CUPE has played a major role in the battle for same-sex spousal pension benefits. In fact, same-sex spousal benefit entitlements stem from the CUPE charter challenge, the very first charter challenge on the matter. The CUPE case successfully challenged the Income Tax Act definition of spouse for the purpose of paying pension benefits under workplace pension plans. April 23, 2008, the victory is 10 years old.
Entitlement to a pension survivor (spousal) benefit is a significant advantage to partners. Pension plans are often the largest family asset so ensuring that one’s spouse is entitled to collect her/his share of the asset is critical.
Where are we today?
Workplace pension plans
It is reasonable to assume that most CUPE member pension plans have been amended to include access for all spouses to the “survivor” pension on the death of the plan member.
But, rules for when a partner is eligible to be named a spouse for the pension survivor benefit vary from province to province and federally. It can even vary from plan to plan within a province. Generally speaking, this is the case if the spouse is common law. Members need to know what the rule is for their pension plan.
Being entitled to a benefit is not enough. It’s a hollow victory if members don’t know they are entitled the benefit. We need to promote the access that same-sex spouses have under our workplace pensions. We need to send a clear message that CUPE members are prepared to defend our rights.
Public pension plans
Canada’s public pension system includes the Canada/Québec Pension Plan (C/QPP) and Old Age Security. Both pay spousal benefits to same-sex partners. However, the government limited the benefit to partners whose spouse died on or after January 1, 1998, rather than allowing benefit payment back to 1985, when the Charter became effective. All survivors and estates are entitled to benefits retroactively up to 12 months prior to the date of the application for the benefit.
The first step was to make same-sex partners eligible for pension survivor benefits.
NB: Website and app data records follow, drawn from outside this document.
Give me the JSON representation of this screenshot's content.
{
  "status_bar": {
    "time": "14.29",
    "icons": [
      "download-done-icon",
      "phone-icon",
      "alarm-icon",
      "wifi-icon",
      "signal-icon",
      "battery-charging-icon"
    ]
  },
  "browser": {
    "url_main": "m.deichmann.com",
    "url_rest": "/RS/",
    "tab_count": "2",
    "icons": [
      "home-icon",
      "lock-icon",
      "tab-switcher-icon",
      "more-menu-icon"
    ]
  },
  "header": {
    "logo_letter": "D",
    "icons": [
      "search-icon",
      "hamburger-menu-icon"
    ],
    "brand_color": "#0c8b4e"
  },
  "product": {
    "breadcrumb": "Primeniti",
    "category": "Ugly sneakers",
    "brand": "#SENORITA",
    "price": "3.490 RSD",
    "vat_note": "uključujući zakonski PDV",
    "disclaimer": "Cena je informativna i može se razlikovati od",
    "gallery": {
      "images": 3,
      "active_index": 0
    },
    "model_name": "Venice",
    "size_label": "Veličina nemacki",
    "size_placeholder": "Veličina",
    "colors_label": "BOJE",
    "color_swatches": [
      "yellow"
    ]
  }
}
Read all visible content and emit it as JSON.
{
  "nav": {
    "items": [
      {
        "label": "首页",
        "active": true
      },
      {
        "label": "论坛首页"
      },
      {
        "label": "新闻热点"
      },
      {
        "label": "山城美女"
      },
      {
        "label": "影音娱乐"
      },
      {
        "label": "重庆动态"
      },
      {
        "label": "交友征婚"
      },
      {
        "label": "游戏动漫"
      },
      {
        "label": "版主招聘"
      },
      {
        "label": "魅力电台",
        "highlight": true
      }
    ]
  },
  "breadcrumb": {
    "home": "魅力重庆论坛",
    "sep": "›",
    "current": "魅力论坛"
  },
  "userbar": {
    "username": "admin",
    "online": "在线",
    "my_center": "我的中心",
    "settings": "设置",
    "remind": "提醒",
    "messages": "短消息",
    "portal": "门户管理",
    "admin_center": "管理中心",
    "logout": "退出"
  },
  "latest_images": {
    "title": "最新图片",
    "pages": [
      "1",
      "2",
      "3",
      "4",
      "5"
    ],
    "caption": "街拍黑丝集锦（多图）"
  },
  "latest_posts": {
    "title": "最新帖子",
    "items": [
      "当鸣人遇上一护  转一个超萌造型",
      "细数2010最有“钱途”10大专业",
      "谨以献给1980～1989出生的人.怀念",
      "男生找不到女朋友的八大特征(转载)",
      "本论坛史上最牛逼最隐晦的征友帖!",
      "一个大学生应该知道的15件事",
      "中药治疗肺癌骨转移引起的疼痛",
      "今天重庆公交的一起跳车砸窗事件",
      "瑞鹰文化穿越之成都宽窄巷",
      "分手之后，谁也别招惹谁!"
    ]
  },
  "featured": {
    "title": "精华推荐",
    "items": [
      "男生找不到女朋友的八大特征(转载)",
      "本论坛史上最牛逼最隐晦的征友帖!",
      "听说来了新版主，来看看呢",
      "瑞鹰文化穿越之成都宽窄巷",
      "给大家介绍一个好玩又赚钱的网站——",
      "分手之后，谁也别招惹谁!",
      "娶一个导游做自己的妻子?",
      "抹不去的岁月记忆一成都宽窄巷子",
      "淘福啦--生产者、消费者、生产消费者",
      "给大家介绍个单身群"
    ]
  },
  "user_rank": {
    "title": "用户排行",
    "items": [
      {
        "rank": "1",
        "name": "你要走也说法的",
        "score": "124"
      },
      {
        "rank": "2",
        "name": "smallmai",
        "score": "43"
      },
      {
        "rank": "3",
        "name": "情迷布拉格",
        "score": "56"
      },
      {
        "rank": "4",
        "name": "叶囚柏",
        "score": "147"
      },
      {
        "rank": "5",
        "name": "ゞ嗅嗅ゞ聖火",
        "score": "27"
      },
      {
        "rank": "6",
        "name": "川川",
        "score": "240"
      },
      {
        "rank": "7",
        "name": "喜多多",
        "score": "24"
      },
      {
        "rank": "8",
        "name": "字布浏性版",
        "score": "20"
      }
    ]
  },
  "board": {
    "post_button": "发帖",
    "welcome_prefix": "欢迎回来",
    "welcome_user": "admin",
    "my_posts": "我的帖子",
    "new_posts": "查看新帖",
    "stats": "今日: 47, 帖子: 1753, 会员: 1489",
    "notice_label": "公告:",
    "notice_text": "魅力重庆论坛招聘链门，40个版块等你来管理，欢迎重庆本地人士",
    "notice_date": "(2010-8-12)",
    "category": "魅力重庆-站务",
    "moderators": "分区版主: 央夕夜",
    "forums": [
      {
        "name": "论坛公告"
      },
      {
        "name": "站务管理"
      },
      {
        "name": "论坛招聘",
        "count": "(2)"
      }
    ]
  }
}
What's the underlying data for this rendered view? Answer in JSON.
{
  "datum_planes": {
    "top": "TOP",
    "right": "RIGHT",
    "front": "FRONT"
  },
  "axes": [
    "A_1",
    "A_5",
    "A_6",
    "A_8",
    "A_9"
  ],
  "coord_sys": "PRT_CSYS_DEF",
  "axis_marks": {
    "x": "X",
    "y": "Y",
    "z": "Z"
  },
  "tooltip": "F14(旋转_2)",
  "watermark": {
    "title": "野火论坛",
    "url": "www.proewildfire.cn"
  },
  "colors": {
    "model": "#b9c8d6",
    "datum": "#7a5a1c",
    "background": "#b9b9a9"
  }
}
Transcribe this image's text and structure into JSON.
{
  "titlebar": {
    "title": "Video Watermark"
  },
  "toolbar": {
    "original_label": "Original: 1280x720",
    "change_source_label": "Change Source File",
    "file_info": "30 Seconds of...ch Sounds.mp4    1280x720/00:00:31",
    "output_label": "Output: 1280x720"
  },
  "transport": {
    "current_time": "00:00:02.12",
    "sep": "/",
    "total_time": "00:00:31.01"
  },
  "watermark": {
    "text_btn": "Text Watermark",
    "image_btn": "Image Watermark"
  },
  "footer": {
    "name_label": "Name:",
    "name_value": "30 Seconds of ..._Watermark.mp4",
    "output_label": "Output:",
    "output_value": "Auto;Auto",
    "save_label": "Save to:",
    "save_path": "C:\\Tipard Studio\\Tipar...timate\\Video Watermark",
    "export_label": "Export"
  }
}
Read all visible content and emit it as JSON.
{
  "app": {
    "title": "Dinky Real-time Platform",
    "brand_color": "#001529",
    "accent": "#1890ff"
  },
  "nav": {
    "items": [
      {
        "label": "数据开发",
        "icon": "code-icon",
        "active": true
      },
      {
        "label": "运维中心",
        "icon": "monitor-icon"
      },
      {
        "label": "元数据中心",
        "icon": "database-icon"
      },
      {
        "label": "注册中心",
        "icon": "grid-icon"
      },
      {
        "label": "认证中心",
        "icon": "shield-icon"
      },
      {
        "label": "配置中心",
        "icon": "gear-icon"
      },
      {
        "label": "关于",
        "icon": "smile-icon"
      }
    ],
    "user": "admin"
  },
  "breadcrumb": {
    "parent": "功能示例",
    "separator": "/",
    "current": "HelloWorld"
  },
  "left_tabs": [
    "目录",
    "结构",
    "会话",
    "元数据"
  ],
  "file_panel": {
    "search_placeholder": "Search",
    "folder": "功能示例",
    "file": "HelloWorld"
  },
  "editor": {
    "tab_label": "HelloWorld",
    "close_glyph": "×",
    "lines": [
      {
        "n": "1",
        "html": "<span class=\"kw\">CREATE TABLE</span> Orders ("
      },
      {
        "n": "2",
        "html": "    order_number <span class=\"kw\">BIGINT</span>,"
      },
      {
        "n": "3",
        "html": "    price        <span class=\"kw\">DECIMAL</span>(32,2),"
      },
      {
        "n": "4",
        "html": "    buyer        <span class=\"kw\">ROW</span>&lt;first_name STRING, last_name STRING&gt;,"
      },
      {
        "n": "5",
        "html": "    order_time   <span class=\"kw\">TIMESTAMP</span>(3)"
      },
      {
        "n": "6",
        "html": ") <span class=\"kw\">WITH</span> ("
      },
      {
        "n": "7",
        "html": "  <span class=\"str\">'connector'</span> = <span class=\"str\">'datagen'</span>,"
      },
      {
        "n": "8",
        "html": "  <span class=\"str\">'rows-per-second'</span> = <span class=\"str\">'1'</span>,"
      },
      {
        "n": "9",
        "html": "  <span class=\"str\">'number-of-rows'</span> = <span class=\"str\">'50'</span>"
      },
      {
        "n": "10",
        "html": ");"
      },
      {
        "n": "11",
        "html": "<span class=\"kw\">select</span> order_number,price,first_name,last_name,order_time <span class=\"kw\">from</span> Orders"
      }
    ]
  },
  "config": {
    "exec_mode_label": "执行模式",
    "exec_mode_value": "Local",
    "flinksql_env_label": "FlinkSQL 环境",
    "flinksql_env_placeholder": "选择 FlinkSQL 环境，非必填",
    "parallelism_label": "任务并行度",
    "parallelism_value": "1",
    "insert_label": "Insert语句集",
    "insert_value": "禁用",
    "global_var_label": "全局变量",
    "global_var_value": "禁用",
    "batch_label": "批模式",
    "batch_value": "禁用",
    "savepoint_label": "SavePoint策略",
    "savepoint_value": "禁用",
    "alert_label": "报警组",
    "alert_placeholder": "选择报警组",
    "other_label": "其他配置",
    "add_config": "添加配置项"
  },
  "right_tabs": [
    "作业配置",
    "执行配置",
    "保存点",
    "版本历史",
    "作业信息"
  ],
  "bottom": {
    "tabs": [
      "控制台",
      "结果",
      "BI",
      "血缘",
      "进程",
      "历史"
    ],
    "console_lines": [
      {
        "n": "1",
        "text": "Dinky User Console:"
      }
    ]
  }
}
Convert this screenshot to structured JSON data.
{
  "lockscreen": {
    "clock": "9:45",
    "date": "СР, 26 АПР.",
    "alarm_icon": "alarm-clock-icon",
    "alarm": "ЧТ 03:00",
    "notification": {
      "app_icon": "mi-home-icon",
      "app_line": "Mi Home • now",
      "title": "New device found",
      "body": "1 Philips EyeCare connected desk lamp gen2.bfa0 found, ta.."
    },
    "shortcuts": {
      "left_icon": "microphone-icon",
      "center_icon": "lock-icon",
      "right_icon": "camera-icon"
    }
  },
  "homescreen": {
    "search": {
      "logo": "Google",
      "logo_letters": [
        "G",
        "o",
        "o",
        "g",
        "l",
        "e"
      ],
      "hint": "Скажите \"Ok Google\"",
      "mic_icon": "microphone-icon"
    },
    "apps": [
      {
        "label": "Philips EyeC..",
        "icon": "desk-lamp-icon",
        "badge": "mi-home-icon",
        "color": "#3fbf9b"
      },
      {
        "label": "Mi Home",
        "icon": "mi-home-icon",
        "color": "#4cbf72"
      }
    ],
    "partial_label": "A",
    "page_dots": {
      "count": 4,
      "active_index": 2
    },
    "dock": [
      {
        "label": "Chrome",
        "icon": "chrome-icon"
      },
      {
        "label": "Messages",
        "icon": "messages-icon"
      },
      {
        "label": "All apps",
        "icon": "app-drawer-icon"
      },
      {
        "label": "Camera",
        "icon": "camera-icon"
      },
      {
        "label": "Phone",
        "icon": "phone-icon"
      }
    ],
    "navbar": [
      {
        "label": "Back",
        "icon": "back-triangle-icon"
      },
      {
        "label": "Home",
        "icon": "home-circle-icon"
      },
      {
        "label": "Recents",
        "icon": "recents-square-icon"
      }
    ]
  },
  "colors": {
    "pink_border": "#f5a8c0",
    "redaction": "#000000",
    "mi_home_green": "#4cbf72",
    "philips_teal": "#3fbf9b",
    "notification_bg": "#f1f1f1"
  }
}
CUPE is proud of our leadership role in achieving this goal – 10 years ago!! There is more to do. The 2007 National Convention strategic directions passed by CUPE membership calls for every CUPE member to have a pension plan by 2013. This focus on pensions provides an opportunity to pay special attention to the provisions in our workplace pension plans and to work on ensuring our lesbian, gay and bisexual membership know about and use the hard won right to same-sex spousal benefits.
Taking action – a checklist
Celebrate the 10th Anniversary of our victory by taking action.
CUPE members, locals and pension activists can use this checklist.
My workplace pension plan has:
- Been amended to give same sex partners pension spousal benefits (if you don’t know ask your CUPE pension trustee, employer or use the disclosure of information provisions of your pension standards law);
- Promoted the right for members to sign-up their same-sex partners for the spousal benefit by:
- Sending a form to each plan member (this allows privacy). You will know because you should have received one.
- Including the information in the pension booklet, on the plan website, in plan newsletter.
My Local has:
- Posted announcements on bulletin boards.
- Included information on the web site, newsletters and announcements.
- Informed members to name their common law/married same-sex partner as a beneficiary to C/QPP and OAS.
- Bargained language in the collective agreement.
- Challenged the pension board/ committee if they have not encouraged and disclosed same sex spousal benefits.
To find out more contact: www.cupe.ca/equality